In a 1999 article in the Journal of Church and State, John Witte, Jr. offers a neat typology of forms of religious establishment. “Institutional” establishment involved the diversion of tax funds to support the clergy and religious activity. This form of establishment existed in a number of states into the 19th century, and it was the form of establishment that was most contentious during the era of the founding. John Adams’s religious article for the Massachusetts Constitution of 1780 required tithes for the support of worship and religious education, and new churches needed to go through a legal application to gain recognition. But the tithes were voluntary, local, and ministers could be paid directly by their congregants in any case. Both the governor and lieutenant governor had to swear an anti-Catholic oath when taking office. Even this comparatively loose form of institutional establishment was, however, ultimately rejected.
But that doesn’t mean, Witte argues, that there was no religious establishment in America.
“Ceremonial” establishment still existed, and still exists: Presidents still swear the oath of office in the name of God, placing their hand on a Bible, and Presidents and Presidential candidates observe the informal ritual of ending speeches with “God bless the United States of America.” Further, the US continued to have a “moral” establishment in that the moral demands of Protestant Christianity were embodied in and encouraged by American law.
This scheme is exceedingly helpful for historical purposes.

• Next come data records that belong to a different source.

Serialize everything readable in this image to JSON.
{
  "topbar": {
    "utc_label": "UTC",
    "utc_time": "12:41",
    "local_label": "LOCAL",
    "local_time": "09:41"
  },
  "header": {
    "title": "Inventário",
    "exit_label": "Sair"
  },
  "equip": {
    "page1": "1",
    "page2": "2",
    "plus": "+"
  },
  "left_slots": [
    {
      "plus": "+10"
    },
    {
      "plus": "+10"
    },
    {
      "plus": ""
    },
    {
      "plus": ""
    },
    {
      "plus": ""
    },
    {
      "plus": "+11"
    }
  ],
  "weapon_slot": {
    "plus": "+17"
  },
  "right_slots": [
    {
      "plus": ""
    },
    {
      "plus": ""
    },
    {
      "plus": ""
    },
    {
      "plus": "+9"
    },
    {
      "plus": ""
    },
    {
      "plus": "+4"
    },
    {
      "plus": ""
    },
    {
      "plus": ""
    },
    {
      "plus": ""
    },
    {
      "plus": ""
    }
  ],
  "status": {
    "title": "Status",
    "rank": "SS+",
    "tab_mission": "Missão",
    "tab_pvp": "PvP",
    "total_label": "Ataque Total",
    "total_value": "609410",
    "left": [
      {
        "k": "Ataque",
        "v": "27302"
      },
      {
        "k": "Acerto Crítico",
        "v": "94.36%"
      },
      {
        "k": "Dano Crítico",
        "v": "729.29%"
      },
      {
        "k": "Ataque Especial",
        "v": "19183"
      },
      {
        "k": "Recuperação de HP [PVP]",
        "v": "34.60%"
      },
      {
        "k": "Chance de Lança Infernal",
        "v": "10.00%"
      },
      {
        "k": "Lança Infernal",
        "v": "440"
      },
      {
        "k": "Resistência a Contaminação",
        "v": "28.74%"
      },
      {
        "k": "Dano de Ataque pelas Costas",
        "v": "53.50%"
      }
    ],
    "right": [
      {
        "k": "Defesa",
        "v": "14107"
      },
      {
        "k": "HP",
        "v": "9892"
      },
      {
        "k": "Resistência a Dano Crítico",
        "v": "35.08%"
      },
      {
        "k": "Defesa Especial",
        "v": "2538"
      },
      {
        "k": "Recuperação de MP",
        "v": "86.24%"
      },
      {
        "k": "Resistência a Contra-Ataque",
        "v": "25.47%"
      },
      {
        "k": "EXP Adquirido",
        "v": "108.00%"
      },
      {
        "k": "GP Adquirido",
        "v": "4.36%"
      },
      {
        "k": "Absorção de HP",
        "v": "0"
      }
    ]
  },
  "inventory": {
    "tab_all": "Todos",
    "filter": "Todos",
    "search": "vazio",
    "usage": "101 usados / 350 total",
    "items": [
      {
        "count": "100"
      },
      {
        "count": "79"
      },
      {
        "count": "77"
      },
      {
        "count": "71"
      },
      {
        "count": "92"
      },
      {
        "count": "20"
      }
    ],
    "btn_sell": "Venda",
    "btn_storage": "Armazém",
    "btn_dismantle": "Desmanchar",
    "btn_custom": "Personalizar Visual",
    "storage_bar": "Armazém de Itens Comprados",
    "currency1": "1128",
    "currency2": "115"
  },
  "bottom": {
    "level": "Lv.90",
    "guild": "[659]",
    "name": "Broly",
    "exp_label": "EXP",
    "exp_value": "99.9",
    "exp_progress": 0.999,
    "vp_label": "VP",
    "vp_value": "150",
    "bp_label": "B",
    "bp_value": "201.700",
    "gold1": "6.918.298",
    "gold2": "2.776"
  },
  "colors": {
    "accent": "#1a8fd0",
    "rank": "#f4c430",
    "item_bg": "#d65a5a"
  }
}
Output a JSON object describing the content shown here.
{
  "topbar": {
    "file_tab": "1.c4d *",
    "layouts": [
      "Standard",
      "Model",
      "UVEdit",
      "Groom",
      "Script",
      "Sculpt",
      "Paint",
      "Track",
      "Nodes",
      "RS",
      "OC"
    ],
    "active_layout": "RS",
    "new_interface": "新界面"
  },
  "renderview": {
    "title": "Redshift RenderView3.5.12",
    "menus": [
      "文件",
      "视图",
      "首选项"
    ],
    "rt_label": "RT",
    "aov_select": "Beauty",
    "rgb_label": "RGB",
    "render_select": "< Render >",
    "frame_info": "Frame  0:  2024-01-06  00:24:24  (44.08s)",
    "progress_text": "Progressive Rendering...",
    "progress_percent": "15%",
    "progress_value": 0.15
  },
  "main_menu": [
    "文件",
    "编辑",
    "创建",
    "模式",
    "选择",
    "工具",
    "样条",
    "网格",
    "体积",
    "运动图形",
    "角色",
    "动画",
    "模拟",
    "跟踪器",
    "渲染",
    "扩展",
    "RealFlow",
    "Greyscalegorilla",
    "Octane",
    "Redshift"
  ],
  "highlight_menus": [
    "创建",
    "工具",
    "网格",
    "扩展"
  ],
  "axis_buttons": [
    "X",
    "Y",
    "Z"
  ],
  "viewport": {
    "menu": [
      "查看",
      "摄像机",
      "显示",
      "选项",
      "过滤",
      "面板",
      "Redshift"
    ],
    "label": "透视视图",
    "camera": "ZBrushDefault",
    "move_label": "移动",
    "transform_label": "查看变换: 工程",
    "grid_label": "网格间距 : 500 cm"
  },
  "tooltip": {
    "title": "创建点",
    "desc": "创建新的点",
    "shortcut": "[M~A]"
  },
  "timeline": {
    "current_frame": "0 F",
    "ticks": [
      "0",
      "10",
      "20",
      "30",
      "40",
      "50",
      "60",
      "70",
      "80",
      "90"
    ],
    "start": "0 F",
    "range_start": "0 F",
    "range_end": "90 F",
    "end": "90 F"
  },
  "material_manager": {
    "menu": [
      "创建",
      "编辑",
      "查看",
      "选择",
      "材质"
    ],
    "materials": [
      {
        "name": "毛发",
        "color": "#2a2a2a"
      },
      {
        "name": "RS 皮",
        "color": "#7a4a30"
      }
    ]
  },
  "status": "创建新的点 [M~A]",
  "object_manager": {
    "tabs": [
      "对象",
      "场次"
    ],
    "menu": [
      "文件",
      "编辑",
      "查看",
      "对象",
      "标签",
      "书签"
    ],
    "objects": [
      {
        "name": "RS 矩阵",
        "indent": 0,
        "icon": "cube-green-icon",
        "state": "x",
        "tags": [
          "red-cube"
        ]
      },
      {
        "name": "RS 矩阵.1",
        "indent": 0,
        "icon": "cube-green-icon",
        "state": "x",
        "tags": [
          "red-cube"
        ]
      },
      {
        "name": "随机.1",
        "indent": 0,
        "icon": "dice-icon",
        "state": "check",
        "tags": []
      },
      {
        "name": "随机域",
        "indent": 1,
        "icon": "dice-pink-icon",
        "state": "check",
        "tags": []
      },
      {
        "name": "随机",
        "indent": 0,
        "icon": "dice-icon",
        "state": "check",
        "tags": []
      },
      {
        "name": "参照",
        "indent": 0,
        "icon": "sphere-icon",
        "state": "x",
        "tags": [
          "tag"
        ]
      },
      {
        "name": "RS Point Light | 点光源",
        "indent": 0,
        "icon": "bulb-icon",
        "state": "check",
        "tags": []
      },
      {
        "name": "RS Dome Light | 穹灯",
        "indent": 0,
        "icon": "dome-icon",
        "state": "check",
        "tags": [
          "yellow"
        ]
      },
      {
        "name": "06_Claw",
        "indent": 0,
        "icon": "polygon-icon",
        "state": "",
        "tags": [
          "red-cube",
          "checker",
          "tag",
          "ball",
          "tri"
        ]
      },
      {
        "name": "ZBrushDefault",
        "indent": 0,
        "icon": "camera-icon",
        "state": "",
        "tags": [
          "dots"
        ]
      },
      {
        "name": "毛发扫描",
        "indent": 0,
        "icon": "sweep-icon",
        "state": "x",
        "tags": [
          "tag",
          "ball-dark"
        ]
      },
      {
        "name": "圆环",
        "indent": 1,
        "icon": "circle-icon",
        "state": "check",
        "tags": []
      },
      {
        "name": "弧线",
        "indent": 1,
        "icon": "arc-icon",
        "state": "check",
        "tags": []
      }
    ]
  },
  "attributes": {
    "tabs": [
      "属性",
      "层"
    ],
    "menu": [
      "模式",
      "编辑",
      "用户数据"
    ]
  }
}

What can sound like contradictory statements from the Founders regarding public religion are clarified when we recognize that they more often opposed institutional than ceremonial or moral establishment.

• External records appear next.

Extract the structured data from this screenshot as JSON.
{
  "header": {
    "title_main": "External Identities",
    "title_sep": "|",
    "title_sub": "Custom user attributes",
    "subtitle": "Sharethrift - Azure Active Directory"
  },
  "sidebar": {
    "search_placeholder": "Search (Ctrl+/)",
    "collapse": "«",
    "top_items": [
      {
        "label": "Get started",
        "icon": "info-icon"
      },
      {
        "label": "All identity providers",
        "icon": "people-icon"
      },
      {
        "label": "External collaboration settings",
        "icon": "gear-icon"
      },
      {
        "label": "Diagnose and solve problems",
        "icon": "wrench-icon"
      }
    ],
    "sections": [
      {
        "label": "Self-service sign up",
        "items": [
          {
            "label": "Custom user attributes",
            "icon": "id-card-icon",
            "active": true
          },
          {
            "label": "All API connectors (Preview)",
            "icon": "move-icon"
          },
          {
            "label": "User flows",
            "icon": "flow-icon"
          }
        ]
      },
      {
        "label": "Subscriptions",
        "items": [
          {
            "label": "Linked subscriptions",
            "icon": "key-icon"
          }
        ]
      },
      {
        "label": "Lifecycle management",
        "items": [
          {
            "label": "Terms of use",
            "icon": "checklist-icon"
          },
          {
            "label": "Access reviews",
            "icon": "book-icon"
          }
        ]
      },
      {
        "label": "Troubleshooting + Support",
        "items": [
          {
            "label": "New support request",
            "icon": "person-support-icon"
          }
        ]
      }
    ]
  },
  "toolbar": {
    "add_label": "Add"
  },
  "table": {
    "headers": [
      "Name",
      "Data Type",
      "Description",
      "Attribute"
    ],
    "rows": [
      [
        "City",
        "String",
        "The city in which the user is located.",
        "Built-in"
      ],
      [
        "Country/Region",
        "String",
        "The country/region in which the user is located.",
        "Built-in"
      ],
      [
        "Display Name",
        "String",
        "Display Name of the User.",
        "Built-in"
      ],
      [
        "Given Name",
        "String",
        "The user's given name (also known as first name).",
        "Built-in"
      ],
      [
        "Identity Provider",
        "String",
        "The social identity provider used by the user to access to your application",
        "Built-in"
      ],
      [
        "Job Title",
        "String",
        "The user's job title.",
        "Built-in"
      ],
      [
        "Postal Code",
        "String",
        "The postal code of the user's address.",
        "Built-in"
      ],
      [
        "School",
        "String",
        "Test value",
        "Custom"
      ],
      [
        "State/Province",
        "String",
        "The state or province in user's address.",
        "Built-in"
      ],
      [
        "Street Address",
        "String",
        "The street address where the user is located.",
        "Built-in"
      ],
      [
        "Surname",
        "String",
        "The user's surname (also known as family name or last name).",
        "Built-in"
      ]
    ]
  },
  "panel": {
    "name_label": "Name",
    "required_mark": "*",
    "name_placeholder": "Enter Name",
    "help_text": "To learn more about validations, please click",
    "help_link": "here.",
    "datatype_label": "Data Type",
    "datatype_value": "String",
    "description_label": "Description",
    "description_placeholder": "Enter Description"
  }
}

This scheme also helps us discern the shape of the American religious establishment today. Institutional establishment is long gone. Ceremonial establishment remains in many respects, though it is eroding and sometimes is explicitly attacked. Moral establishment has deteriorated for the past century or more, and the deterioration became rapid and legally institutionalized in the aftermath of Roe v. Wade.
Today’s culture wars are being fought primarily in this last arena of moral establishment, though the public battles are often in the arena of ceremonial establishment (cf. Roy Moore’s Ten Commandments battle). No one seriously proposes an institutional establishment, though the terrifying specter of Christian Muftis issuing fatwas is often raised.